It’s Tuesday, November 19, and psychologists around the world are taking on climate anxiety.
Psychologists from more than 40 countries signed a resolution at the first-ever International Summit on Psychology and Global Health in Lisbon last week, pledging to use science and their expertise to fight the climate crisis.
The resolution, which was released on Thursday, acknowledges that climate-related events such as deadly wildfires and powerful hurricanes can lead to major acute and chronic mental health conditions. The signatories promised to increase the services available to minimize these harms. According to the summit’s website, “Psychologists can help to build resilience, foster optimism, cultivate active coping, increase preparedness, and emphasize social connections.”

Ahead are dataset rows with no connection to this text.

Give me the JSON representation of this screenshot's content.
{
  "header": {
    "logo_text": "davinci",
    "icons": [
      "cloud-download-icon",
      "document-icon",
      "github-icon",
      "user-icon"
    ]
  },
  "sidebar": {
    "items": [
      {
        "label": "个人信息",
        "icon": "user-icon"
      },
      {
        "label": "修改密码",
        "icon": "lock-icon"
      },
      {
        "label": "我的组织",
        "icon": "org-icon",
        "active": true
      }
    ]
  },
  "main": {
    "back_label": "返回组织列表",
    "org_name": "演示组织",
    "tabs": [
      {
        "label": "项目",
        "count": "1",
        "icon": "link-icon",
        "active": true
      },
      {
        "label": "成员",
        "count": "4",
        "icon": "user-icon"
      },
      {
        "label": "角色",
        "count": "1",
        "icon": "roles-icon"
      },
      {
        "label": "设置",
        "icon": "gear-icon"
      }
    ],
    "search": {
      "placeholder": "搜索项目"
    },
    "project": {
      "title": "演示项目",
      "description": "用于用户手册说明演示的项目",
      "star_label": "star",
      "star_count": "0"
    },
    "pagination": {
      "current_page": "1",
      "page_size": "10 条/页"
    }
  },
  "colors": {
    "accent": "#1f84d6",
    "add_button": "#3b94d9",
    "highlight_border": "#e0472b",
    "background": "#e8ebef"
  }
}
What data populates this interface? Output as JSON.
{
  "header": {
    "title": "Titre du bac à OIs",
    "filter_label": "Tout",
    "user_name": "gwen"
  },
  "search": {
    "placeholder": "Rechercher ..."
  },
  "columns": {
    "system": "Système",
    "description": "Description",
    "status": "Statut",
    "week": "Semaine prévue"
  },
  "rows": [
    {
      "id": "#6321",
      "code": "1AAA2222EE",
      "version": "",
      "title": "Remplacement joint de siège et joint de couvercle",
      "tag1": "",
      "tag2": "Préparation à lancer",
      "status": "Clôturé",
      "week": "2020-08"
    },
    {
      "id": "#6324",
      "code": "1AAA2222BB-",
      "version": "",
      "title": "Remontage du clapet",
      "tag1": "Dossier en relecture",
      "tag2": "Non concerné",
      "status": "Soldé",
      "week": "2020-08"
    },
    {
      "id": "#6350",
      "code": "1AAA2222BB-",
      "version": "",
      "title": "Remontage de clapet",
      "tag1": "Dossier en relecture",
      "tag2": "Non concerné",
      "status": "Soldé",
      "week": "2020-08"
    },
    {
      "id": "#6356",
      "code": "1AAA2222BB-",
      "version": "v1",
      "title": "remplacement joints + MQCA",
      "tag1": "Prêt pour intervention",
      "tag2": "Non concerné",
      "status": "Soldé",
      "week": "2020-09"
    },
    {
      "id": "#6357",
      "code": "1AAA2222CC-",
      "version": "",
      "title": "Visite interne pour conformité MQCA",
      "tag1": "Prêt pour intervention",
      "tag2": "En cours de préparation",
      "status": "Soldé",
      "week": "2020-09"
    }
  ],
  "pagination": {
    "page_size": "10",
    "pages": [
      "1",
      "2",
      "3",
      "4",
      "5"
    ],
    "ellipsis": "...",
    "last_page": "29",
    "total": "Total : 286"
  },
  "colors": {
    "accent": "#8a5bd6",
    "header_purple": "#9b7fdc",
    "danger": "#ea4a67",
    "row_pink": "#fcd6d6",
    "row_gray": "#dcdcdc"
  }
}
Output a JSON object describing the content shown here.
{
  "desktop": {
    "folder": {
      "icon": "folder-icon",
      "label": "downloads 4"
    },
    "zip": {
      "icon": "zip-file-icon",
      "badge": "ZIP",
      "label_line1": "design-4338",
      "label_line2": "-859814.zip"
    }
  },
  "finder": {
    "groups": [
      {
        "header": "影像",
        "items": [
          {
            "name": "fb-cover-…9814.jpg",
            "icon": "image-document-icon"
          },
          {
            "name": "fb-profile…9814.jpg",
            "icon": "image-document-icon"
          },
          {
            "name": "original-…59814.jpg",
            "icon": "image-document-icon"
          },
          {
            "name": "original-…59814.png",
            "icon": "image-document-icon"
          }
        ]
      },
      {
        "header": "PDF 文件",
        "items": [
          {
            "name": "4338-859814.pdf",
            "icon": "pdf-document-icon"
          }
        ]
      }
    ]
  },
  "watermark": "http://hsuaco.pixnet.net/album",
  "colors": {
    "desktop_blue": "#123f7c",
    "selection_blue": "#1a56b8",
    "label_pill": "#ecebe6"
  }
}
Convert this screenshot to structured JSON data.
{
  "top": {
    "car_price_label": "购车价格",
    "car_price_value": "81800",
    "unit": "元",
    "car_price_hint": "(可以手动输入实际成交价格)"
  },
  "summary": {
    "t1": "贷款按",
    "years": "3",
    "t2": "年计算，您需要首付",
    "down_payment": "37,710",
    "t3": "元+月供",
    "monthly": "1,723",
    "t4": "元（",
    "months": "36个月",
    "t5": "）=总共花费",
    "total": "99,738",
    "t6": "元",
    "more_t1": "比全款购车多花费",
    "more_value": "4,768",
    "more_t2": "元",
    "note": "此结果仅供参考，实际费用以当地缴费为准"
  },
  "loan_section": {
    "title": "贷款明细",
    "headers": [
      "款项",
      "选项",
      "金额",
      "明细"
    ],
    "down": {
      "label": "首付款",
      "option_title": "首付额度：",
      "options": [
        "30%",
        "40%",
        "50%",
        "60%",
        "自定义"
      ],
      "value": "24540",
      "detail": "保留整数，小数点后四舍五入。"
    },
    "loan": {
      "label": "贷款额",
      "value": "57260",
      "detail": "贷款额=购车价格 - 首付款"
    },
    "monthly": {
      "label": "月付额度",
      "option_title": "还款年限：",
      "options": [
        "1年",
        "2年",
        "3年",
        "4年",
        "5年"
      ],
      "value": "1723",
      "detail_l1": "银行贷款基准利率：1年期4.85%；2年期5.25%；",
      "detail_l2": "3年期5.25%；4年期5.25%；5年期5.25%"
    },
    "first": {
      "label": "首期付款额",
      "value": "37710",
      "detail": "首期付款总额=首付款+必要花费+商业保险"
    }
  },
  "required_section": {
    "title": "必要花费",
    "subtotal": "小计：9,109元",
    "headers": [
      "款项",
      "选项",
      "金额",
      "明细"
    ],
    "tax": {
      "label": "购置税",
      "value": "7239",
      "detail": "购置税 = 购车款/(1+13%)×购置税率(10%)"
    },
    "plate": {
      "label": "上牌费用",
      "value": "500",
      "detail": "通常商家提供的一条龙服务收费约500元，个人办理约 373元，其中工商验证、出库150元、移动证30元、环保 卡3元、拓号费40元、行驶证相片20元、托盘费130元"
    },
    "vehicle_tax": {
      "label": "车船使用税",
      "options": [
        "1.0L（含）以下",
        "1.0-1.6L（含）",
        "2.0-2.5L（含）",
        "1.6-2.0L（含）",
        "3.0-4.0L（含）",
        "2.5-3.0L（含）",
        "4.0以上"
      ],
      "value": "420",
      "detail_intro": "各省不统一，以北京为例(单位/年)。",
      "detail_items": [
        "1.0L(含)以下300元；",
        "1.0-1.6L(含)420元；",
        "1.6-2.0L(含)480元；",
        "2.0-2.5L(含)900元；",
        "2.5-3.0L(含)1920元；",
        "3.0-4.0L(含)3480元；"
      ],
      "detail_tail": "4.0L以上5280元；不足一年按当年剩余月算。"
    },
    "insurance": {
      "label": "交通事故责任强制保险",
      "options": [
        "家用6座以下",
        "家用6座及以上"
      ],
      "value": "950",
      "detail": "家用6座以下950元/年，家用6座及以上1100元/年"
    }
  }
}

This isn’t the first time major psychological groups have spoken out about how climate change can harm mental health. The American Psychological Association — one of 43 major psychological associations whose leaders signed last week’s resolution — sponsored a report on mental health and climate change back in 2017. That report helped legitimize the concept of “ecoanxiety,” or the fear of environmental devastation.
“I think increasingly psychologists are connecting [climate change] to the work that they do and the expertise they have, and how that could be helpful,” Arthur Evans, the APA’s chief executive, told Quartz.
Native Americans are the least likely out of any group in the United States to have access to safe, reliable water, according to a new report. Native American households are 19 times more likely to lack indoor plumbing than white households.
The rate of deforestation in the Amazon is at its highest level in more than a decade, with 3,769 square miles of rainforest lost over the course of a single year, according to Brazilian government data. Environmental groups blame President Jair Bolsonaro’s anti-environment agenda for the increase, while Bolsonaro’s government blames illegal cattle grazing, agriculture, and mining.
An oil leak from the Keystone pipeline in North Dakota late last month is now estimated to have affected 209,100 square feet of land, 10 times the area that state regulators initially reported. The cause of the nearly 400,000-gallon oil spill is still unknown, but the leak was repaired and oil began flowing through the pipeline again on November 5.
DO YOU KNOW A RISING STAR OF SUSTAINABILITY?
You’ve still got time — nominate ‘em to the Grist 50! The Grist 50 is an annual list of emerging leaders from across the U.S. who are working on fresh, real-world solutions to our world’s biggest challenges. Think: chefs, artists, activists, entrepreneurs … We extended the deadline for this year’s nomination season (who couldn’t use a little extra time around the holidays, eh?) — so go ahead and nominate away before this Friday, November 22.